Arab League ministers will pass a resolution blaming Syrian President Bashar Assad for last week's chemical weapons attack in Damascus when they meet in Cairo next week, League officials said on Wednesday.
The states' permanent representatives at the League had already explicitly blamed Assad on Tuesday for the attack, which killed hundreds of civilians, in a step that provided regional political cover for a possible U.S.-led military strike on Syria.
A senior U.S. official said planning was under way for possibly several days of attacks by several countries, likely to include its NATO allies France and Britain, to punish Assad.
The higher-level endorsement by the Arab foreign ministers at their meeting on September 2-3 is being pushed by Saudi Arabia and Qatar, which both back anti-Assad rebels in Syria's civil war, as well as Qatar, a non-Gulf official at the League said.
Syria's neighbors Iraq and Lebanon, along with Algeria, are likely to oppose or abstain from condemning Syria, as they have on similar resolutions in the past. Syria itself is suspended from the League.

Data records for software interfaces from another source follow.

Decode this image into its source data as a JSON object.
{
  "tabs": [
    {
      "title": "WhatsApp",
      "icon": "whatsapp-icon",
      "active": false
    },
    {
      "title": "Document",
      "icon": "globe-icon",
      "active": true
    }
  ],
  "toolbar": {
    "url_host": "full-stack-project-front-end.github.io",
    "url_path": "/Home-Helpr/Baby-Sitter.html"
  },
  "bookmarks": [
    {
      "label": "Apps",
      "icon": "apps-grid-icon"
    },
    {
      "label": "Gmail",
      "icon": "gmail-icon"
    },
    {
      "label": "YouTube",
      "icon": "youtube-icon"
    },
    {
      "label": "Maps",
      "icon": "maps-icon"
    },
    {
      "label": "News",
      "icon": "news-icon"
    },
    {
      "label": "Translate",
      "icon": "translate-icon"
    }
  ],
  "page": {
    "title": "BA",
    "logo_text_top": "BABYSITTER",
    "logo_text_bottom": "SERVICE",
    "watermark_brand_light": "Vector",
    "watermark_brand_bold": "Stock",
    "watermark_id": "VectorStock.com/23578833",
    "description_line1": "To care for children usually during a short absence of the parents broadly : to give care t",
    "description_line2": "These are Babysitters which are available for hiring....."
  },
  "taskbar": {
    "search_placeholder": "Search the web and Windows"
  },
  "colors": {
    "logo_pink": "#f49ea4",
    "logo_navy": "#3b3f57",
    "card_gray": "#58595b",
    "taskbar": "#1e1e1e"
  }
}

"The Arab foreign ministers will affirm the full responsibility of the Syrian regime for the chemical weapons' attack that took place in Eastern Ghouta (on the outskirts of Damascus)," a representative of a Gulf state in the League told Reuters.
"We will also ask for those responsible for the attack to be taken to the International Criminal Court," he added.
The non-Gulf Arab League source confirmed the Gulf official's remarks.
"The world must see the Arab states seriously condemning Assad's use of chemicals and calling for his punishment," he said.
He also called on the U.N. Security Council to adopt tougher sanctions on Syria and urged Russia and China, Assad's backers in the council, not to block any council resolution proposing action against Assad.
Syria's civil war has split the region broadly along sectarian lines.
Shi'ite Muslim Iran, and its allies in Lebanon and Iraq, support Assad. The Sunni-led Gulf Arab states, led by oil giant Saudi Arabia and influential Qatar, have backed the mainly Sunni Muslim rebels, many of whom are Islamist militants.
Reporting by Yasmine Saleh; Editing by Kevin Liffey and David Evans